    Place branding has become popular. Places brand themselves to attract tourists, talented foreign workers, investments and businesses. The brand accentuates the positive characteristics of the place; it frames the society and sells its cultures. In the context of tourism, this paper examines the branding strategies of two very different countries – Denmark and Singapore. In Singapore, the convergence between the brand message and the place reality is frequently engineered by creating new brand-related products. In Denmark, the brand tries to communicate an existing local reality; it wants to present a prevailing reality. To the Danes, the brand is descriptive and should portray the country in a positive and accurate manner. To the Singaporeans, the brand is normative and a vision of what Singaporean society ought to become. These countries share common goals when branding themselves but their branding strategies are different, why? This paper situates their strategic differences in the local social, cultural and political context. Although country branding is externally directed, domestic politics and mechanisms of local control affect how the country can brand itself.
    Original languageEnglish
    Place of PublicationFrederiksberg
    PublisherAsia Research Centre. Copenhagen Business School
    Number of pages33
    Publication statusPublished - 2006
    SeriesCopenhagen Discussion Papers
    Number9
    ISSN0904-8626

    Keywords

    • Place branding
    • Branding strategies
    • Denmark
    • Singapore
    • Tourism
    • Destination

    Cite this

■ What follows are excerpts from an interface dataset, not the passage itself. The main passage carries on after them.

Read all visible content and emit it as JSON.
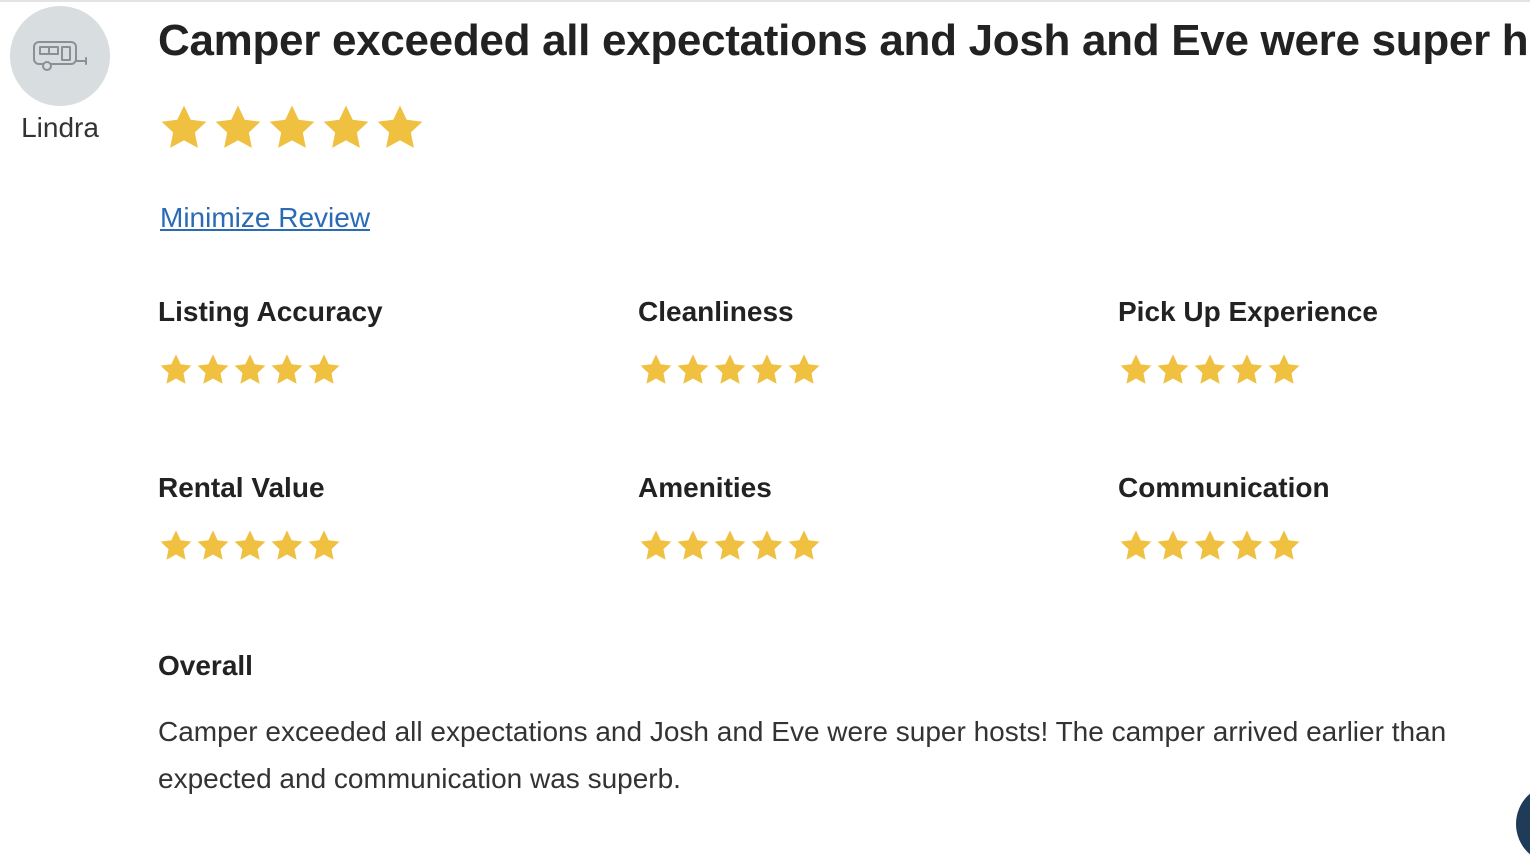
{
  "review": {
    "reviewer_name": "Lindra",
    "avatar_icon": "camper-trailer-icon",
    "title": "Camper exceeded all expectations and Josh and Eve were super hosts!",
    "overall_rating": 5,
    "rating_max": 5,
    "minimize_label": "Minimize Review",
    "categories": [
      {
        "label": "Listing Accuracy",
        "rating": 5
      },
      {
        "label": "Cleanliness",
        "rating": 5
      },
      {
        "label": "Pick Up Experience",
        "rating": 5
      },
      {
        "label": "Rental Value",
        "rating": 5
      },
      {
        "label": "Amenities",
        "rating": 5
      },
      {
        "label": "Communication",
        "rating": 5
      }
    ],
    "overall_label": "Overall",
    "overall_text": "Camper exceeded all expectations and Josh and Eve were super hosts! The camper arrived earlier than expected and communication was superb."
  },
  "colors": {
    "star": "#f0c040",
    "link": "#2a6bb5",
    "avatar_bg": "#d8dde0"
  }
}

    Ooi, C-S. (2006). Tales From Two Countries: The Place Branding of Denmark and Singapore. Asia Research Centre. Copenhagen Business School. Copenhagen Discussion Papers, No. 9